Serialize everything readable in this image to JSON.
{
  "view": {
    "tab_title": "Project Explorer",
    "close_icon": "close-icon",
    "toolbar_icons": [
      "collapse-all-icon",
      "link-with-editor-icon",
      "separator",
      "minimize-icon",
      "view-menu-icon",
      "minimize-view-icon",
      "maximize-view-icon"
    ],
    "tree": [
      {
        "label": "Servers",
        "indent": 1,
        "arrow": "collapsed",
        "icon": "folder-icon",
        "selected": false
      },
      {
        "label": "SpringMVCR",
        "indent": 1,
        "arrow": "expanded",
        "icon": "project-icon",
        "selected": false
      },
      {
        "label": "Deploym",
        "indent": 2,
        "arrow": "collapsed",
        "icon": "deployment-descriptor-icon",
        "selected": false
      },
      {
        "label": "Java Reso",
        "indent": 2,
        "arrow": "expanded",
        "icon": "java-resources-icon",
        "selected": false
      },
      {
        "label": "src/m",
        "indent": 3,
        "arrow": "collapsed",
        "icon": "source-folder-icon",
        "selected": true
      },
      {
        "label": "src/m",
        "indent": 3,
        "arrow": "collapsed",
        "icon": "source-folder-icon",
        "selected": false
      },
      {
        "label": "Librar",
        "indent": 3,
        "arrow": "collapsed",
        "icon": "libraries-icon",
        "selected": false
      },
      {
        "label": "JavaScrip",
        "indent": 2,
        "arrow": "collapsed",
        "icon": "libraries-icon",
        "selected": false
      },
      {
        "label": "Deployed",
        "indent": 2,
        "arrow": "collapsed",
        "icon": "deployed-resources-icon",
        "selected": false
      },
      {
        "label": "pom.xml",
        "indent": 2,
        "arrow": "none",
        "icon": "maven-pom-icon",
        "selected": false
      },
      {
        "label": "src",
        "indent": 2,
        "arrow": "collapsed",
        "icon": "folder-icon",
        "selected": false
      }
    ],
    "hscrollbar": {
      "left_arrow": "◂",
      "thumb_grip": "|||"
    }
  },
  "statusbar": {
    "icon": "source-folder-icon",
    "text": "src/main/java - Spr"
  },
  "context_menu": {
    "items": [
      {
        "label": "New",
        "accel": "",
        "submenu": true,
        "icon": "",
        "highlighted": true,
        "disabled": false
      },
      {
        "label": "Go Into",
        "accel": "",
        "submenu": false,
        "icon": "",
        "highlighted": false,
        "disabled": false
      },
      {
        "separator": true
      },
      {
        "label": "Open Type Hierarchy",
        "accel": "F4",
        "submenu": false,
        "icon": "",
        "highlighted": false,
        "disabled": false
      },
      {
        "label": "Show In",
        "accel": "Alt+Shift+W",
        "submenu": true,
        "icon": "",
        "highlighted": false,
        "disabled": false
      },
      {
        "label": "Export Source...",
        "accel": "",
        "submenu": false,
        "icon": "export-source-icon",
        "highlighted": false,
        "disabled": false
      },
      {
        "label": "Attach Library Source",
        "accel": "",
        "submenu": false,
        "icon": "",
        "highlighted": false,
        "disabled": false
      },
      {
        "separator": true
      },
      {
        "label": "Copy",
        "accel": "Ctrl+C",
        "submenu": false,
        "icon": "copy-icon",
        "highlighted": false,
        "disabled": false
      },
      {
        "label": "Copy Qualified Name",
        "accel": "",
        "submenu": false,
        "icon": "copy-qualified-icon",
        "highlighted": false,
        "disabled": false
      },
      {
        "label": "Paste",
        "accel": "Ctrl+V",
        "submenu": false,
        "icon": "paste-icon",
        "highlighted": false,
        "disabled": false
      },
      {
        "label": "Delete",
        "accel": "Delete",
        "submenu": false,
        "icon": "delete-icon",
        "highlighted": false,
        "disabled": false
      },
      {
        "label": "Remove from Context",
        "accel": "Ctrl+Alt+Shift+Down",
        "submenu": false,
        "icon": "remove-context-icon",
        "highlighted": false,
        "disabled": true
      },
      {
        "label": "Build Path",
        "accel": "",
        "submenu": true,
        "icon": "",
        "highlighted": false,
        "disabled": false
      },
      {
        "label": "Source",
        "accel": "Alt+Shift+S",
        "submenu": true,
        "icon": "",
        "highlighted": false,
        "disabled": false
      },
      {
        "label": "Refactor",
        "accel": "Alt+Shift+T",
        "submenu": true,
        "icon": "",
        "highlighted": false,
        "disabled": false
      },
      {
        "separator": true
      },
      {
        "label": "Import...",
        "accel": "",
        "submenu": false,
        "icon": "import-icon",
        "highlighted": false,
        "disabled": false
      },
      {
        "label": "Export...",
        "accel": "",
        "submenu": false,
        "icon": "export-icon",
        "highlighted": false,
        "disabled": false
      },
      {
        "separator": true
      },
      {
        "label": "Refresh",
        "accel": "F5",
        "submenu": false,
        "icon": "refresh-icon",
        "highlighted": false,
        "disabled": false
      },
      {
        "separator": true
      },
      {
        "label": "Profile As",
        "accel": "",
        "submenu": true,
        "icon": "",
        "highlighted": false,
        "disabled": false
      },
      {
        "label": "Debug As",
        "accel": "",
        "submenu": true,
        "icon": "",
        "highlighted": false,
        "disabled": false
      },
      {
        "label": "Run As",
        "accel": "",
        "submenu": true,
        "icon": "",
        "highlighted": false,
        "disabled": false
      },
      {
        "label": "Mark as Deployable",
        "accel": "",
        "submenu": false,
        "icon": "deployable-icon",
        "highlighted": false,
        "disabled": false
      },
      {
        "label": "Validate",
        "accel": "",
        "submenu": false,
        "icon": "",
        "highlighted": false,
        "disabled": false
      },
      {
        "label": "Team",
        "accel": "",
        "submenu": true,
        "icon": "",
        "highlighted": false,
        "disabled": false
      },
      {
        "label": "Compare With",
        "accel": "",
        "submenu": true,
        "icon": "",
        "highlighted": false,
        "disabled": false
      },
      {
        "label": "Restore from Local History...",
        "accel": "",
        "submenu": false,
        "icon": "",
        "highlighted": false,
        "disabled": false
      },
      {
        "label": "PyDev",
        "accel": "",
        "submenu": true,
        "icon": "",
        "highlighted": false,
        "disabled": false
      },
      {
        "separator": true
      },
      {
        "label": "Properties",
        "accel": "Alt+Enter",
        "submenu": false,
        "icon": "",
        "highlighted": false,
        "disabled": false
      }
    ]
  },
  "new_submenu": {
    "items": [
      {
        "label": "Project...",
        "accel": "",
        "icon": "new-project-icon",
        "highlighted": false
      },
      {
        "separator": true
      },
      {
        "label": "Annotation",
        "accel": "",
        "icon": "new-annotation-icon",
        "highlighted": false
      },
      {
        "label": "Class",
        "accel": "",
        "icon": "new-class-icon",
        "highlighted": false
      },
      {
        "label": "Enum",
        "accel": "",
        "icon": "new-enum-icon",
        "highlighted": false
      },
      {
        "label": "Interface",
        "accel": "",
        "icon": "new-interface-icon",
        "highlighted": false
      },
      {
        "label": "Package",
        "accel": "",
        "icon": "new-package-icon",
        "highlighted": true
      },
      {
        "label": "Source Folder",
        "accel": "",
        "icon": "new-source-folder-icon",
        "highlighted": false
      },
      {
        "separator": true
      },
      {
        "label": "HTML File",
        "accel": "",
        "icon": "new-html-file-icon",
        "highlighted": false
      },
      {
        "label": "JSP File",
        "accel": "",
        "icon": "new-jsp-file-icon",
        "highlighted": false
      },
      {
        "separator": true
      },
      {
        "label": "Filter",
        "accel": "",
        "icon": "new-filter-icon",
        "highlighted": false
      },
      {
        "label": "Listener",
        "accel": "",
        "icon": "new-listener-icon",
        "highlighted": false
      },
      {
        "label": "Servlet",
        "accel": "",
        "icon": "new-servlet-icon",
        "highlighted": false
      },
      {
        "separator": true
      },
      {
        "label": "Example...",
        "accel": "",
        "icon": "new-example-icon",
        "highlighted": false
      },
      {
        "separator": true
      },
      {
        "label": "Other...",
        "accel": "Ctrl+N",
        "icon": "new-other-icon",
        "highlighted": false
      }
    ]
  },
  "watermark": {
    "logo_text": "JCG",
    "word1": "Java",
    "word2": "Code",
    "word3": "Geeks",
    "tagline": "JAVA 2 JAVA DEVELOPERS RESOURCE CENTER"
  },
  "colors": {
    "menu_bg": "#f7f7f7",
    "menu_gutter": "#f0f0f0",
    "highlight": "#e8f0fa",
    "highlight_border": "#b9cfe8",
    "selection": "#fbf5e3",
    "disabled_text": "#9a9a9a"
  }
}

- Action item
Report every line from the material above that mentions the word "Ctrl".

- Response box
        "accel": "Ctrl+C",
        "accel": "Ctrl+V",
        "accel": "Ctrl+Alt+Shift+Down",
        "accel": "Ctrl+N",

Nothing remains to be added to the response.